In a letter to State Department leadership obtained by NBC News, the staffers say that in recent months, the government has continued to "reject scientific evidence regarding the injuries and treatment needs" and to "invalidate our injuries and experiences," alleging that military and intelligence officials injured by the same unexplained phenomenon are being treated more seriously.
"After four years of challenges, we were hopeful that the new administration would welcome a partnership with us to ensure those affected receive the care and treatment they need and ensure appropriate care for the new cases," the staffers wrote. "Unfortunately, our experience thus far has fallen short of our renewed expectations."
The letter adds to growing pressure on the Biden administration from Congress to better care for affected U.S. workers and get to the bottom of how they suffered brain injuries — still largely a mystery more than four years after the government started investigating what at first it called "targeted attacks." Like the Trump administration, the Biden administration has not found a definitive cause or culprit.
The letter was sent Tuesday to Brian McKeon, a deputy secretary of State, and was accompanied by a list of 11 recommendations for how the staffers say the administration could better ensure safety and medical care for its workers. Copies were distributed to their offices of several U.S. senators who this month signed onto a bipartisan bill to provide financial support to those suffering from the mysterious incidents.
The letter was sent on behalf of 21 U.S. government workers and their spouses who are considered potential or confirmed Havana Syndrome cases injured overseas, including in Cuba and China.
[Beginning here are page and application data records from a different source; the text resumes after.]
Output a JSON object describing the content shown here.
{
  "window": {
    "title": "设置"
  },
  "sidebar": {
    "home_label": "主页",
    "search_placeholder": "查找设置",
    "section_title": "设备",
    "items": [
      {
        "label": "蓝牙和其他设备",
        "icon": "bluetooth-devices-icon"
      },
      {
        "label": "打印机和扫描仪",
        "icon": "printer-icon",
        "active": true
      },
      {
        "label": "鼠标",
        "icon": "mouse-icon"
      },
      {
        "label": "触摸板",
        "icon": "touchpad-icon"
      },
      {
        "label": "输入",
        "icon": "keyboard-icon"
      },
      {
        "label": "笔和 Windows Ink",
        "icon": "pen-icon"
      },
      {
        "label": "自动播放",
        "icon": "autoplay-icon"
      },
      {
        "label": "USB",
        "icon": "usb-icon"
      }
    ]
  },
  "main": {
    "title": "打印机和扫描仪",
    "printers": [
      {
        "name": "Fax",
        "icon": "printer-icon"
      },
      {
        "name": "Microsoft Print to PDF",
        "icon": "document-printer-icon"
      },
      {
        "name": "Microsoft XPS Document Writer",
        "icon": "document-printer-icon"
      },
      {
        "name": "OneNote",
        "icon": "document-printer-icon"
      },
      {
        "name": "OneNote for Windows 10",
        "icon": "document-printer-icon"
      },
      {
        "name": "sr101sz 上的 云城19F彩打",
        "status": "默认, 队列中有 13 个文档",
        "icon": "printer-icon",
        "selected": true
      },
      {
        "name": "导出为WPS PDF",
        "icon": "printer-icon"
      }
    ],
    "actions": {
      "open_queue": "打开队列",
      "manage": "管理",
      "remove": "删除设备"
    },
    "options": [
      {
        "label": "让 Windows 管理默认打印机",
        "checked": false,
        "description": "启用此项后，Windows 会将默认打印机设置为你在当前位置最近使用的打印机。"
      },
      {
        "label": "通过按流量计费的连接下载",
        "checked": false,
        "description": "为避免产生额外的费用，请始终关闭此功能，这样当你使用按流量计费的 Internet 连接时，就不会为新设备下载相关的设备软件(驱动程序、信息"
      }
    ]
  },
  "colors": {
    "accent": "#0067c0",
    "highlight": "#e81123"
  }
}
In March, the group had asked Amb. Pamela Spratlen, the official overseeing the State Department's response, to attend a formal meeting to address their concerns, but write that they're still waiting.